"I believe that defendants have confused or conflated 1) what the statues are with 2) the intentions or motivations of some involved in erecting them, or the impact that they might have on some people and how they might make some people feel," Moore writes. "But that does not change what they are."

http://www.nbc12.com/2019/04/29/judges-rules-confederate-statues-are-war-monuments/
ex - I'm not going to live with you through one more fishing season!”

me -There's a season?

Woolly Bugger

ex - I'm not going to live with you through one more fishing season!”

me -There's a season?

Woolly Bugger


A New Civil War Museum Speaks Truths in the Former Capital of the Confederacy


QuoteAt the terminus of five railroads, Richmond, Virginia was more than just the nominal capital of the Confederate States of America. The city's factories supplied the Confederacy with food, munitions, and cannons. After the war, its historians, writers, and sculptors manufactured "heroes" of the Confederacy as men who treated enslaved people with paternalistic affection, fighting for just causes and states' rights.

Richmond, once the second-largest market for enslaved people and the capital of a state where more than half of all Civil War battles were fought, would, in peacetime, metamorphose into the site of a prolonged, contested engagement for the very memory of the war. The myths garlanding Confederate figures like Jefferson Davis and Robert E. Lee, who made Richmond their home for relatively brief spells of time, have long outshone the stories of generations of Richmonders who have lived in the contradictions of the city of the Lost Cause.

It's with some fitting justice, then, that a museum opening this weekend in what was once the industrial heart of Richmond sits at the center of the nation's modern-day struggles to understand the impact and devastation wrought by the Civil War.

Read more: https://www.smithsonianmag.com/history/civil-war-museum-speaks-truths-former-capital-of-confederacy-180972085/#jW3sHpqBwcq7gZQo.99

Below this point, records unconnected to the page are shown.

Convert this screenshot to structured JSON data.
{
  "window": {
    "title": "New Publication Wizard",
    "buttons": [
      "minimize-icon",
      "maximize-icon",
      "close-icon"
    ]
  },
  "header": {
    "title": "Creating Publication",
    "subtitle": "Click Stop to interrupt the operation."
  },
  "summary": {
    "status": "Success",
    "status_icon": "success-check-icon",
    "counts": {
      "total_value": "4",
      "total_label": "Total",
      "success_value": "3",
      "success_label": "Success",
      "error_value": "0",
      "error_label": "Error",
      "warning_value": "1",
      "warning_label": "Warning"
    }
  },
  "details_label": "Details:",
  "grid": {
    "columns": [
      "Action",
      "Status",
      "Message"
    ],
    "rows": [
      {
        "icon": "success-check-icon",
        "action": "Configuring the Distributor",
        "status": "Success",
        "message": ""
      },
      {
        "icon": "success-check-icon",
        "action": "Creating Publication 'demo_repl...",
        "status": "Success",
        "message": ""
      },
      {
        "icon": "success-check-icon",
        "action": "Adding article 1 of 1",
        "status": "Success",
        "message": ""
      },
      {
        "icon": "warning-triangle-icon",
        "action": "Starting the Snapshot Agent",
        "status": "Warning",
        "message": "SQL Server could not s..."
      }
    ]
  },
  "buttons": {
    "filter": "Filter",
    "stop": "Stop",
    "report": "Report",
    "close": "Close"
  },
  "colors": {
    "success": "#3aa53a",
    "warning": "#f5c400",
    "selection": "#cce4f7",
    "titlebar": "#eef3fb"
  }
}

ex - I'm not going to live with you through one more fishing season!”

me -There's a season?


+-Recent Topics

Powered by EzPortal